And who could have blamed me if I decided to pass on going to church? When I looked at the Weather Channel icon in the corner of my laptop screen, it showed 6º F. outside. But, just before 10 a.m. Susie and I trundled to the bus stop on High St. It was cold, but the sun was shining and there was no wind, so it was bearable. I even had to remind myself to put on my gloves!
There was nothing to deplete my physical or mental energy during or after the service. Last week required emotional and cerebral energy, because during coffee hour in Fellowship Hall, the young people of the church (Susie included) danced in a flash mob in honor of Dr. King's birthday. (They danced to DJ Casper's "Cha Cha Slide.") It was exhilarating to watch, even though I knew about it beforehand, both from Susie and from the Religious Education Director's parents' blog.
Susie's wearing the yellow shirt. Stationary pictures
don't do a flash mob justice, but my Kodak Easy Share
is not that wonderful for motion pictures.
Once the pandemonium around the flash mob subsided last week, I sent Susie home alone on the bus so I could hear a talk by my friend Don Rice, "Art with an Attitude." He was displaying part of his massive collection of underground and alternative newspapers and publications of both the Left and Right, when the radical politics of the 1960s and 1970s coincided with cost-effective and less labor-intensive methods of printing.
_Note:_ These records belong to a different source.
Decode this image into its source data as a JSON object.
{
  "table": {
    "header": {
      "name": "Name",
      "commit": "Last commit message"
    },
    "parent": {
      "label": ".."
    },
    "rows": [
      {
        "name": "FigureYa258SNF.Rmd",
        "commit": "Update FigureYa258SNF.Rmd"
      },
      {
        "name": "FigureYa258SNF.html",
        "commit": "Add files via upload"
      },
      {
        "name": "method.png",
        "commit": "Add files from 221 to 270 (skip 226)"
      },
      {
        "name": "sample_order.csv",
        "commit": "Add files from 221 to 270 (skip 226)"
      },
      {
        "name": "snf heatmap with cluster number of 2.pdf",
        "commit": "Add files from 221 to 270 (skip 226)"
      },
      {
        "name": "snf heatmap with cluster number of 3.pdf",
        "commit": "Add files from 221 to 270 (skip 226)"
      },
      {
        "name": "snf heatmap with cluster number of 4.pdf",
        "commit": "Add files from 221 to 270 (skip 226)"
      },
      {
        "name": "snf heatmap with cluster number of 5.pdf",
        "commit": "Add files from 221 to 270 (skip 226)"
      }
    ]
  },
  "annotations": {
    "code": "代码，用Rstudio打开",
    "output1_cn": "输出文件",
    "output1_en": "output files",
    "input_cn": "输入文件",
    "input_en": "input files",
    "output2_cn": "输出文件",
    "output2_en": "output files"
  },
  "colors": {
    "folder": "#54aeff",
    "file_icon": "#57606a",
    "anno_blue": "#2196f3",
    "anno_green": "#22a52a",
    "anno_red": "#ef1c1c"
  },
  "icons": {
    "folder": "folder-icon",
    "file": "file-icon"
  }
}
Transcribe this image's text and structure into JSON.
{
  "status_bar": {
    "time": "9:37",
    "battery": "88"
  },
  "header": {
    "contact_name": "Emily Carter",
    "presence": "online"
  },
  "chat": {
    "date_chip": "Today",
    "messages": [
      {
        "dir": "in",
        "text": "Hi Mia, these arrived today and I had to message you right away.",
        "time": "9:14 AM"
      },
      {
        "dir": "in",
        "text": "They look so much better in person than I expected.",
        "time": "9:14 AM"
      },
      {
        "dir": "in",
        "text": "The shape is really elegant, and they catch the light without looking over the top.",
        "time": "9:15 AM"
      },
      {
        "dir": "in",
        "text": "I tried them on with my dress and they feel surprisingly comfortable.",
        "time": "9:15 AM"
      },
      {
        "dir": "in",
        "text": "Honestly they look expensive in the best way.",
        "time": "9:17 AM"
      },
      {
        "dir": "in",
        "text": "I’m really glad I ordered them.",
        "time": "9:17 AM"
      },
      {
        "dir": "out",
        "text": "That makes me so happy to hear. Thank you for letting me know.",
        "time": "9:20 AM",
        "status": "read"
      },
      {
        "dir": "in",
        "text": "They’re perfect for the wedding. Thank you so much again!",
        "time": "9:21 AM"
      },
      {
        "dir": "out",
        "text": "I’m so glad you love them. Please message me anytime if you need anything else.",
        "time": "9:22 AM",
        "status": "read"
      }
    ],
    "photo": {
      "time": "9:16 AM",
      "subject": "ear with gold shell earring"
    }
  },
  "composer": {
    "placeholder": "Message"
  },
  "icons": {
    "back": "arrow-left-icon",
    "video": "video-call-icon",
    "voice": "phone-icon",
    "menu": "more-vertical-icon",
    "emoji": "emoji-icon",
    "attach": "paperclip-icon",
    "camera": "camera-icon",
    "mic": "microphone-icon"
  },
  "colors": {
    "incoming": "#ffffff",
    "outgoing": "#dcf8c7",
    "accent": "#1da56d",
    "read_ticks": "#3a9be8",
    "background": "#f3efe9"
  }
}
He hung mounted and framed front pages from many magazines, and displayed a potpourri of newspapers, pamphlets, and journals from all political persuasions.
|Don didn't display any publications from the Flat Earth|
Society, but he did present a cross-section, everything
from the High I.Q. Bulletin to The Objectivist, the Holy
Writ of Randroids worldwide.
|Don cleverly published a digest of readings from the ultra-|
Left and -Right literature printed by small presses in the U.S.
He called it The Agitator, and it is visible at the top left, near
an issue of Gerald L.K. Smith's The Cross and the Flag.